I have finished morning coffee, is that a sign I should more on, to another modality like reading, or to another station, like the serving bar in the middle of this car where I can plug in my computer and recharge the battery? At least I can clean up my spelling and grammar, await further inspirations.

We might be passing thru Yreka, home of Betty Ann, Louise's aunt, and former home of the dear Gordon Dunlap. --No, checking the map, that was mt Shasta city, followed soon by mt Shasta itself. We'd been along the Sacramento River, and the highway was #5. --We are along a major highway, the snow is slightly thicker on the ground. Now sunshine, the first of the day, more a glancing blow, a splinter, than an enduring ray. But lending hope. My photography depends on light, and to this pt I've simply not had enough. Now the sky is showing cloud definition--cirrus, nimbo stratus, low lying clouds in the mt peaks. Many peaks in the distance, if only I could get a clear view. We frequently go behind cutouts and trees.

The train corridor narrows, we are significantly higher, snow is about 3 inches thick, the sun is shining, we've seen and I've photographed mt Shasta and the hillside on the left or west of the tracks. More people are assembling in the lounge.

Earlier, the snack bar lady treated me to coffee after I'd handed her my reusable coffee mug, refusing payment, then did the same for the next customer, saying to him, I can't charge you when I didn't charge him, meaning me. We chatted about this arcane system Amtrak uses to count sales. Is she bucking the system, acting from malice, simply doing good to worthy people? She also confirmed my suspicion that Amtrak recycles virtually nothing, bottles, cans, plastic ware, even pillows, as a few passengers overhearing our conversation and I thought.

At the Martinez station I discovered that what I thought was my e ticket was not. Checking on the computer, the drowsy couple staffing the late night station--kept open until train arrivals, despite the late hr--informed me that I'd already received my ticket and they wouldn't give me another until I paid again. I could dig out my first ticket (in my stored package in Napa about to be mailed to my home by Louise?) and either use it as a 100% voucher for one year, or cash it in losing 10% in the process.
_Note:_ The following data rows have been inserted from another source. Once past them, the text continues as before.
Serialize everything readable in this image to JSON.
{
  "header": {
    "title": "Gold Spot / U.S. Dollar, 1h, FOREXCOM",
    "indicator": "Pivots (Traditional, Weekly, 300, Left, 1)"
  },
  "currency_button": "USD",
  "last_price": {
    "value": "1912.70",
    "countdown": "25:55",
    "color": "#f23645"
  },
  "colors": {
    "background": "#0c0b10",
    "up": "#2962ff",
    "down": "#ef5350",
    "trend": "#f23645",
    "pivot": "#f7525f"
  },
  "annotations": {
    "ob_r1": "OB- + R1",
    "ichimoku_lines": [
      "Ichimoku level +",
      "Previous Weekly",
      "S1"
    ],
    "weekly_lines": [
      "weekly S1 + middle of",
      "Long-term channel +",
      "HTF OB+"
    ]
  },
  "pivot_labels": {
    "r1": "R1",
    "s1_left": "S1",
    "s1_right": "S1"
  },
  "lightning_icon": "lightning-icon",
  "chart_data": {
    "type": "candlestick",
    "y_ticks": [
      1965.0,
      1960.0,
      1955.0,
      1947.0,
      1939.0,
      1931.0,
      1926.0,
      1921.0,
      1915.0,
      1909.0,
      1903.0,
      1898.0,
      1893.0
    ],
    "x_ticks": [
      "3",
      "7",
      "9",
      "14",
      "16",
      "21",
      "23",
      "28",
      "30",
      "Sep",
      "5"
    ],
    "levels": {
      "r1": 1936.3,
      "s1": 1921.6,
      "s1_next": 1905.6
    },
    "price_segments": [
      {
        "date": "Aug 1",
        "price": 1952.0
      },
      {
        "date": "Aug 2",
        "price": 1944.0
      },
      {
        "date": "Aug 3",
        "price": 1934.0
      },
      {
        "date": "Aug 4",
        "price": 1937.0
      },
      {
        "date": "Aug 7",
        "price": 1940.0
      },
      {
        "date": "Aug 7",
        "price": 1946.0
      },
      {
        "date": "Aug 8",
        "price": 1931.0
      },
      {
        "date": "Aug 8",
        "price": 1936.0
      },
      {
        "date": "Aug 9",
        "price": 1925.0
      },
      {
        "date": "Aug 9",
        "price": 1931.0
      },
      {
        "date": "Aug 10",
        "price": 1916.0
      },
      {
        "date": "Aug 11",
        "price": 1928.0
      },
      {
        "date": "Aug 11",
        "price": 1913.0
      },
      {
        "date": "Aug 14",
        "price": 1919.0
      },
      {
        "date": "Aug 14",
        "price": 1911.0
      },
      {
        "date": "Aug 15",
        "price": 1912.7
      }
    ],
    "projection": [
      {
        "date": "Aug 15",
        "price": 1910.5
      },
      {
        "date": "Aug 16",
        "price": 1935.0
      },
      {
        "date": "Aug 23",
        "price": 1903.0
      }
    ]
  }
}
I'd made the wrong assumption, basing my assessment on air travel protocol, lesson learned.

Passing thru what looks like a red pine plantation. Flat, dull, no view. A small rd on the right. Huge cumulous clouds. I could write like this all day.

Now low lying clouds, frozen puddles and streams, a darkening day. As the landscape changes rapidly, so does the weather.

Time to pee, maybe poop. Lug my gear with me. Prevent theft. Trust no one.